Check each line below for the word "time", and copy those that have it.

###

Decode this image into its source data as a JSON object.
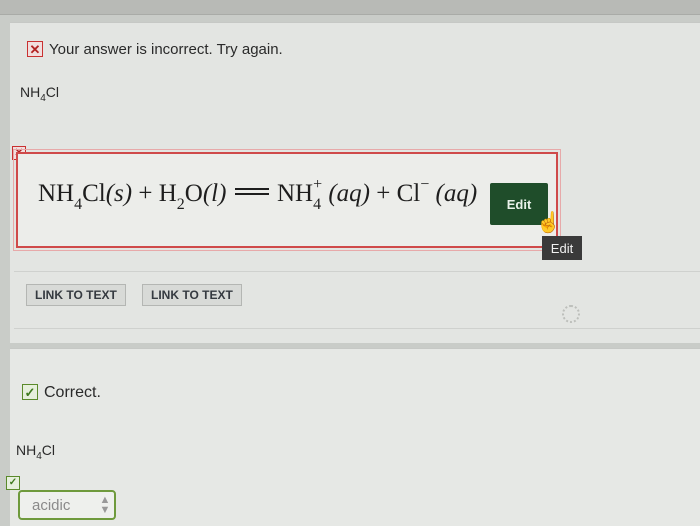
{
  "feedback": {
    "incorrect_icon": "x-icon",
    "incorrect_text": "Your answer is incorrect.  Try again.",
    "correct_icon": "check-icon",
    "correct_text": "Correct."
  },
  "question1": {
    "formula": {
      "base": "NH",
      "sub": "4",
      "tail": "Cl"
    },
    "equation": {
      "r1": "NH",
      "r1_sub": "4",
      "r1_tail": "Cl",
      "r1_state": "(s)",
      "plus1": "+",
      "r2": "H",
      "r2_sub": "2",
      "r2_tail": "O",
      "r2_state": "(l)",
      "p1": "NH",
      "p1_sub": "4",
      "p1_sup": "+",
      "p1_state": "(aq)",
      "plus2": "+",
      "p2": "Cl",
      "p2_sup": "−",
      "p2_state": "(aq)"
    },
    "edit_label": "Edit",
    "tooltip": "Edit",
    "links": [
      "LINK TO TEXT",
      "LINK TO TEXT"
    ]
  },
  "question2": {
    "formula": {
      "base": "NH",
      "sub": "4",
      "tail": "Cl"
    },
    "select_value": "acidic"
  },
  "colors": {
    "incorrect": "#c93030",
    "correct": "#5a8a2a",
    "edit_button": "#1f4d2a"
  }
}
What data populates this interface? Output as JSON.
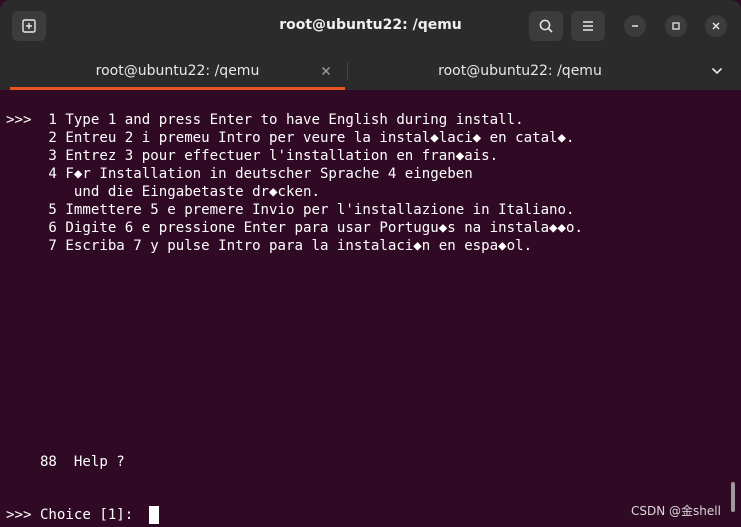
{
  "window": {
    "title": "root@ubuntu22: /qemu"
  },
  "tabs": [
    {
      "label": "root@ubuntu22: /qemu",
      "active": true
    },
    {
      "label": "root@ubuntu22: /qemu",
      "active": false
    }
  ],
  "icons": {
    "new_tab": "new-tab-icon",
    "search": "search-icon",
    "menu": "hamburger-menu-icon",
    "minimize": "minimize-icon",
    "maximize": "maximize-icon",
    "close": "close-icon",
    "tab_close": "close-icon",
    "tab_dropdown": "chevron-down-icon"
  },
  "colors": {
    "terminal_bg": "#300a24",
    "headerbar_bg": "#2b2b2b",
    "accent": "#e95420",
    "text": "#ffffff"
  },
  "terminal": {
    "lines": [
      ">>>  1 Type 1 and press Enter to have English during install.",
      "     2 Entreu 2 i premeu Intro per veure la instal◆laci◆ en catal◆.",
      "     3 Entrez 3 pour effectuer l'installation en fran◆ais.",
      "     4 F◆r Installation in deutscher Sprache 4 eingeben",
      "        und die Eingabetaste dr◆cken.",
      "     5 Immettere 5 e premere Invio per l'installazione in Italiano.",
      "     6 Digite 6 e pressione Enter para usar Portugu◆s na instala◆◆o.",
      "     7 Escriba 7 y pulse Intro para la instalaci◆n en espa◆ol."
    ],
    "help": "    88  Help ?",
    "prompt": ">>> Choice [1]: "
  },
  "watermark": "CSDN @金shell"
}
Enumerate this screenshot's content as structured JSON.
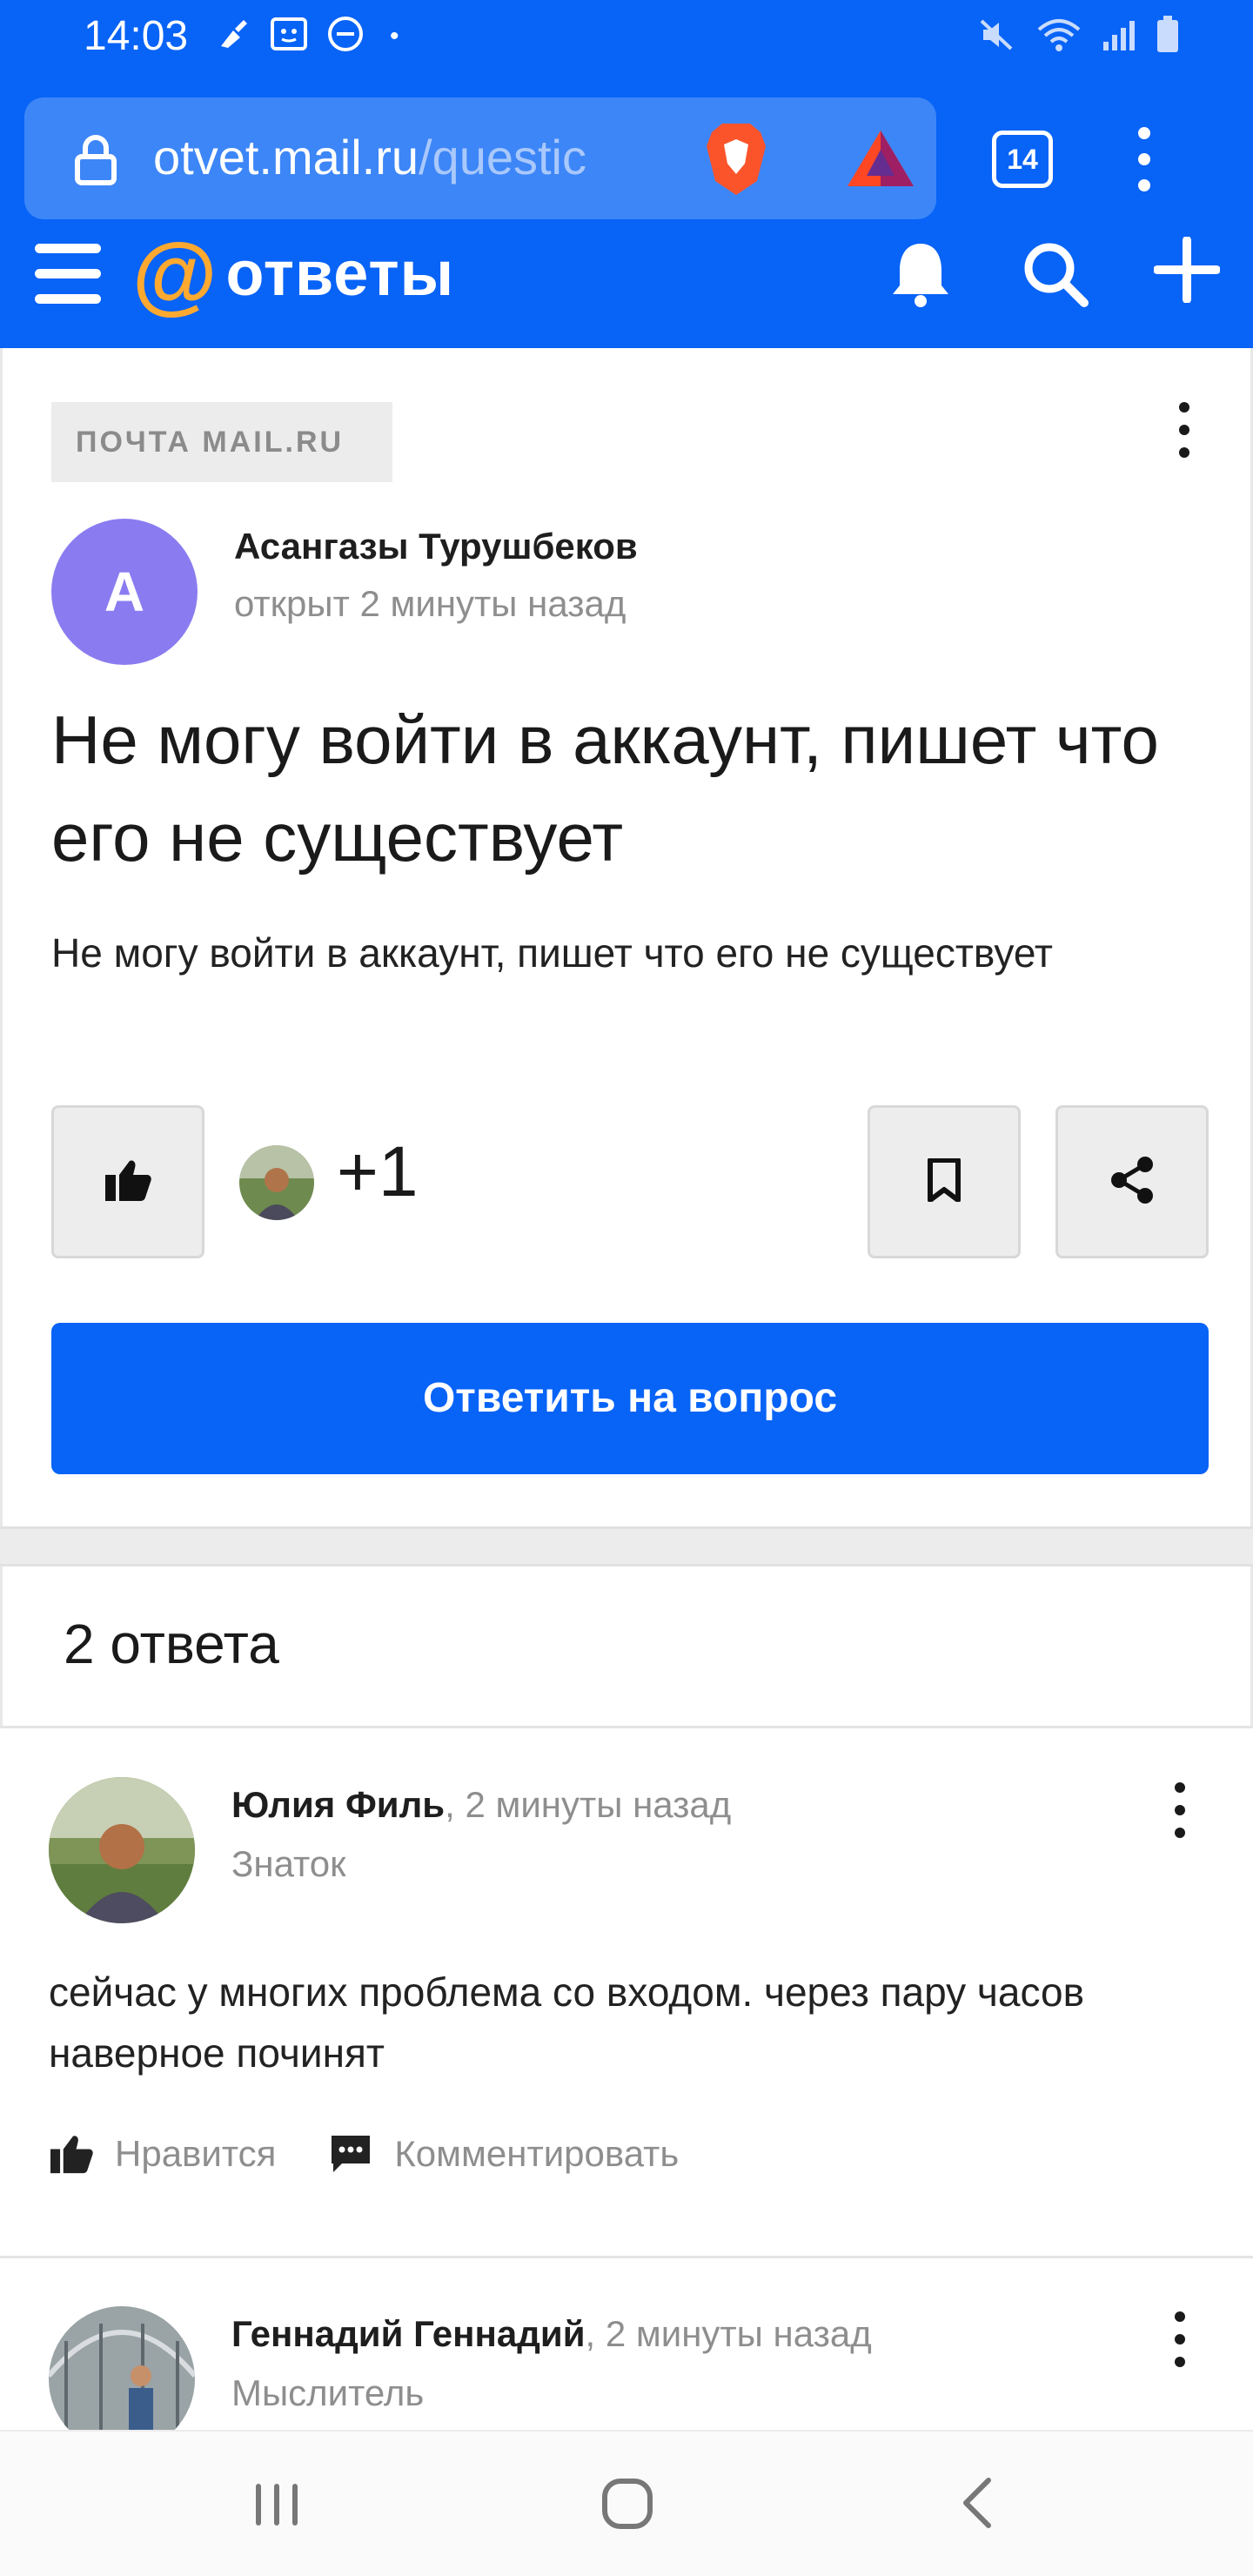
{
  "status_bar": {
    "time": "14:03",
    "dot": "•"
  },
  "browser": {
    "url_domain": "otvet.mail.ru",
    "url_path": "/questic",
    "tab_count": "14"
  },
  "site": {
    "logo_text": "ответы",
    "logo_symbol": "@"
  },
  "question": {
    "category": "ПОЧТА MAIL.RU",
    "avatar_letter": "A",
    "author": "Асангазы Турушбеков",
    "time": "открыт 2 минуты назад",
    "title": "Не могу войти в аккаунт, пишет что его не существует",
    "body": "Не могу войти в аккаунт, пишет что его не существует",
    "like_count": "+1",
    "answer_button": "Ответить на вопрос"
  },
  "answers_header": "2 ответа",
  "answers": [
    {
      "name": "Юлия Филь",
      "time": ", 2 минуты назад",
      "rank": "Знаток",
      "text": "сейчас у многих проблема со входом. через пару часов наверное починят",
      "like_label": "Нравится",
      "comment_label": "Комментировать"
    },
    {
      "name": "Геннадий Геннадий",
      "time": ", 2 минуты назад",
      "rank": "Мыслитель"
    }
  ],
  "colors": {
    "brand_blue": "#0863f7",
    "logo_orange": "#ffa930",
    "avatar_purple": "#8a7cf0"
  }
}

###

OUTPUT FOR THIS TASK:
    "time": "14:03",
    "time": "открыт 2 минуты назад",
      "time": ", 2 минуты назад",
      "time": ", 2 минуты назад",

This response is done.